Three ways to hell: What do we learn about Manchester City Council?
There seem to be three possibilities for civil society organisations trying to get Manchester City Council to play a useful role in making this city greener or fairer in any meaningful sense.
Firstly , if they don’t like you or the ideas you are bringing forward (no matter how implementable and useful those ideas are) they will flat out ignore you. So, Climate Emergency Manchester (full disclosure – I am member of its core group) produced a report With Love and Rockets: What can we do, in Manchester, about the Climate Emergency before Christmas? By April 2020?” late last year. It was full of implementable ideas we and other individuals and groups came up with.
We sent it to the Council.
Two weeks later a letter was published in the MEN – even that didn’t get CEM an acknowledgement of its labour and ideas.
If you are “adopted” by the Council, there seem to be two possibilities
Firstly, Manchester City Council will draw you into what looks like their ‘decision making’ processes- they use you as a long-term fig leaf. The price of staying “inside” is twofold. First you have to defend their indefensible inaction. This will strip you of your morale, and – more importantly – your credibility with broader civil society. Secondly (and this is never explicitly stated), you must not activate your organisations supporters to apply pressure. The role that your organisation could and should have fulfilled- co-ordinating, galvanising, leading – will not be done
This – whether they want to admit it or not (and they don’t, of course) – is the experience of Manchester Friends of the Earth on climate change.
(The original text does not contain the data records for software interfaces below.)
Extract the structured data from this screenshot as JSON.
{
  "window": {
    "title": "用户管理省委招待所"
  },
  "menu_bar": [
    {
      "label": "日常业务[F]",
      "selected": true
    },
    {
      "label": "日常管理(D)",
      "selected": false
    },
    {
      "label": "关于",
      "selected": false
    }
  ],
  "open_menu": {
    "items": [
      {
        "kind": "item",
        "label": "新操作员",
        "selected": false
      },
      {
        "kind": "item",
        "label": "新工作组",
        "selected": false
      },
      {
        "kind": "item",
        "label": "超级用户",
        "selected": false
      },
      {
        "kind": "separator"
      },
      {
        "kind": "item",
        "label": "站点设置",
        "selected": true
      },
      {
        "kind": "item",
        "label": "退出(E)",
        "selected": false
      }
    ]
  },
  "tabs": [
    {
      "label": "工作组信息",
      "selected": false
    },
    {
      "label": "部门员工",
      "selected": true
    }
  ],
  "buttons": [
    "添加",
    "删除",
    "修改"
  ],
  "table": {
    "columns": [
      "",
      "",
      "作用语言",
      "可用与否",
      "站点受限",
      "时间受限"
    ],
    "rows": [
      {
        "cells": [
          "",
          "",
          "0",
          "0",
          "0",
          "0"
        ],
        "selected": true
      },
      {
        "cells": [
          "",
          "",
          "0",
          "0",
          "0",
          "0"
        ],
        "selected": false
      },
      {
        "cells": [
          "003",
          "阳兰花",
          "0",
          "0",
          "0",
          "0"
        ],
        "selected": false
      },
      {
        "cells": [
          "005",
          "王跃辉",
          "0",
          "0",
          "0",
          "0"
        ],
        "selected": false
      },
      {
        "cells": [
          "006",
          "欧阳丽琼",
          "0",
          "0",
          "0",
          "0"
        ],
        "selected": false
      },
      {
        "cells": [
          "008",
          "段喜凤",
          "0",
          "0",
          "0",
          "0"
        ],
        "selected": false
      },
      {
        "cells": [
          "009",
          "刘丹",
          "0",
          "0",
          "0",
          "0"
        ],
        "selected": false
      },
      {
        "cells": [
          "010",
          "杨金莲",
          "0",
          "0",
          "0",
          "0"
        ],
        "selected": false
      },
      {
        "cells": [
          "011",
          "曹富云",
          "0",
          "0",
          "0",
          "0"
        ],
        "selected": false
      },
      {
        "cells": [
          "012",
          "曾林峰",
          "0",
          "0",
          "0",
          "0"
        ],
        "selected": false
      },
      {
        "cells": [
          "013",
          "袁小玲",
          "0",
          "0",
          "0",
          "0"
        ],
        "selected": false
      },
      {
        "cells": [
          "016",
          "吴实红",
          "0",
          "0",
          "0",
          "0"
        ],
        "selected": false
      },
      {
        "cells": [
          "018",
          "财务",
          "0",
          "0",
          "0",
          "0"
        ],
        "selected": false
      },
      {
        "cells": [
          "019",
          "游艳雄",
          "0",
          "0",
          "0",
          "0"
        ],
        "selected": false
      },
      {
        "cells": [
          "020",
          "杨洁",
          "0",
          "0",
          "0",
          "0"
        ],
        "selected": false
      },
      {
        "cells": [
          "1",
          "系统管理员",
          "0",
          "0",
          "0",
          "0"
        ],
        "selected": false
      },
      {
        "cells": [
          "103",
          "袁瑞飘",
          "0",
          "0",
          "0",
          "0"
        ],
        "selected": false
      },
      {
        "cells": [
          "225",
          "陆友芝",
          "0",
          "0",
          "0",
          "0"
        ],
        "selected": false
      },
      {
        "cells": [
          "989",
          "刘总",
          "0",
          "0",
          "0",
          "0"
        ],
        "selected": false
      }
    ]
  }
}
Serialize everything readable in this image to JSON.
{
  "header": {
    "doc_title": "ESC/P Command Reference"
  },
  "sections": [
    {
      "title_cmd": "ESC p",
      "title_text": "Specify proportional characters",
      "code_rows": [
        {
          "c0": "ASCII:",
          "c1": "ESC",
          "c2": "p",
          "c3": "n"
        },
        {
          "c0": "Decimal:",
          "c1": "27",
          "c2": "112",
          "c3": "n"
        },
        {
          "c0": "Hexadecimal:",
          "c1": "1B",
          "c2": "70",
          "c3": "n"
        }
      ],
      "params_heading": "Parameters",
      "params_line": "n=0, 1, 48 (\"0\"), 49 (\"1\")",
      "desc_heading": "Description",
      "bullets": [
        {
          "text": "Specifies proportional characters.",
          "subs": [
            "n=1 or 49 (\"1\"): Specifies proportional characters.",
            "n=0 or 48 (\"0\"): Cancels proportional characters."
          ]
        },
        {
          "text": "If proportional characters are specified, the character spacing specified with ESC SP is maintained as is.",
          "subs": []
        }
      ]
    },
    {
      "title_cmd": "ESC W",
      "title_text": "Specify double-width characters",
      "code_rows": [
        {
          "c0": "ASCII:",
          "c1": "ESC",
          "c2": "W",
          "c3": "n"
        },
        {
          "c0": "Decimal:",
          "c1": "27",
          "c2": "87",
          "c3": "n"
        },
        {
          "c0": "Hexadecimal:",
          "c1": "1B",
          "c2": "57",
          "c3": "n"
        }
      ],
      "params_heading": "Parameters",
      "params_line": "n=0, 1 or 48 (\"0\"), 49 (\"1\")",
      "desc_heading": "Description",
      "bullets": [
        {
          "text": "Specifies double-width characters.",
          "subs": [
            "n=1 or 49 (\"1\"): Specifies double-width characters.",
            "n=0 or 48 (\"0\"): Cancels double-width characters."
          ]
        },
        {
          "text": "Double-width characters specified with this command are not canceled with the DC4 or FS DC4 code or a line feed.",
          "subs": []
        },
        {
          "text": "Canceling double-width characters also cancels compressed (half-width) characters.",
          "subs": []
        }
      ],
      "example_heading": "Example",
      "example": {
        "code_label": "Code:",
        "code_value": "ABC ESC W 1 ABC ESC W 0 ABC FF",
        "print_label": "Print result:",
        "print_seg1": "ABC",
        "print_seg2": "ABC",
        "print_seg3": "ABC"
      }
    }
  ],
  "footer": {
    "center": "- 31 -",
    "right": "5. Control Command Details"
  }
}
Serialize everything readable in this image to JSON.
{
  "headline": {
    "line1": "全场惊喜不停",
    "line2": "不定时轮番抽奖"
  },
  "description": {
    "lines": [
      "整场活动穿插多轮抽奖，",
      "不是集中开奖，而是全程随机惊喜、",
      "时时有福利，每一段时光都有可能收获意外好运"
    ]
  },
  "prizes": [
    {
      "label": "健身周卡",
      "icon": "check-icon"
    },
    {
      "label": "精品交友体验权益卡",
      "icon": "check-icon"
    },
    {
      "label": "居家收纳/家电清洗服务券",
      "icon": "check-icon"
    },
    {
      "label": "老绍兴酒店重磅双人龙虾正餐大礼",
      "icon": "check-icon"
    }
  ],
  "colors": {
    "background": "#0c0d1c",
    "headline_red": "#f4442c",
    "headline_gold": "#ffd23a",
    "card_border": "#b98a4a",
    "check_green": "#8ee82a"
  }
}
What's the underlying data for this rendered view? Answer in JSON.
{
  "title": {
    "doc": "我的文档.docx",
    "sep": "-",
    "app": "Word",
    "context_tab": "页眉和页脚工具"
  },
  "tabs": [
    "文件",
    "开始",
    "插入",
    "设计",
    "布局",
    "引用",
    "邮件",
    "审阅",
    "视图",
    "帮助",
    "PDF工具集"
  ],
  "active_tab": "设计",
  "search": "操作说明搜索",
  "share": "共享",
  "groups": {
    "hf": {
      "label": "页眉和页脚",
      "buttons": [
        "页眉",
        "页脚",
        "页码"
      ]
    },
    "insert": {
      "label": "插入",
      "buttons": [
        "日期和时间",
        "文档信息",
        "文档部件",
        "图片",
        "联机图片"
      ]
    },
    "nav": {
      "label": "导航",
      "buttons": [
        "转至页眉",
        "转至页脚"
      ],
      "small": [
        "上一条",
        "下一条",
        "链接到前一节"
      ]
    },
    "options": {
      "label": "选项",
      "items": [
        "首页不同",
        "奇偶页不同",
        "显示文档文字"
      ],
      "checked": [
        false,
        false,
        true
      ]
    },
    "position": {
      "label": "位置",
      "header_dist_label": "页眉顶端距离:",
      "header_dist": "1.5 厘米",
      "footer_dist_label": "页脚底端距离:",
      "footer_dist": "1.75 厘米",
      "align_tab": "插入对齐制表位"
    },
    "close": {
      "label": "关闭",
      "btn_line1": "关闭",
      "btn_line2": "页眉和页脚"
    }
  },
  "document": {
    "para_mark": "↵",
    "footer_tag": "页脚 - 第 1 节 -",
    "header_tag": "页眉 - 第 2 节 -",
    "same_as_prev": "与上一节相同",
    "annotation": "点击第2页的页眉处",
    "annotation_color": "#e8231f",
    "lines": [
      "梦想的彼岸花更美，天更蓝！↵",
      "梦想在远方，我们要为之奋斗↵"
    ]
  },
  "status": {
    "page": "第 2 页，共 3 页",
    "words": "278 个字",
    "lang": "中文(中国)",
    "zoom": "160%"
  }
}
Sure, there is the work on divestment, or fracking, but on the bread and butter issue of what is actually being done on climate change locally, in each of the ten local authority areas (as opposed to what is promised, or what credit is being taken for external factors that have lowered local emissions – austerity and the move from coal at a national level)- a deadly and deadening silence.
Secondly, they will use you as a temporary (though they don’t tell you this in advance) fig leaf, dropping you when the initiative you have poured your heart, soul and countless hours into becomes even potentially inconvenient. That is, they will let you do a whole lot of very hard work, use you relentlessly for publicity purposes, and as soon as there is even the slightest pushback, the slightest difficulty, they will drop you while claiming they haven’t.
This, I think (as an outside observer), has been the experience of the Levy Bee Network
All this betrays a total lack of ompetence and courage – and now the credibility – to be part of progressive society moves for a better world. Who in their right minds is going to want to work with the Council now? There must, surely, be councillors who are aghast at this latest cock-up. While they will not speak publicly, hopefully they are making their views very forcefully known behind the scenes. Fun fact – the Manchester Labour Party will at some point be having its AGM (maybe November now?) and various Executive Member roles are up for grabs.
And this, remember, is a Council made up of 93 nominally “Labour” politicians, a party that once – a very long time ago – was about changing things for the better.
Finally, this occasionally I get criticised – or hear second hand of criticism – for failing to “work with the Council.” Well, number one I tried (see 2008-2012, and even as late as 2014). But there is a big number two in all this – why would ANYONE want to with an machine that has three settings, that leaves you unused, useless or else used-up-and-spat-out?
What is to be done?
In the short term, those outraged by the Levy Bee Network cowardice should write to all the members of the Neighbourhoods and Environment Scrutiny Committee, calling for it to be raised as urgent business at the next NESC meeting on Weds 22nd July. You can find a list of the councillors, their emails and Twitter accounts here.
Longer-term – we as activists, campaigners, citizens need better skills and knowledge, better networks to collaborate and co-ordinate. The “Active Citizenship Toolkit” project for CEM (I am lead on it) is one way to do that. Groups that actually want to be better at what they do could have a long hard look at that and push past any excuses they have, and get in touch to be ‘crash test dummies’ for it.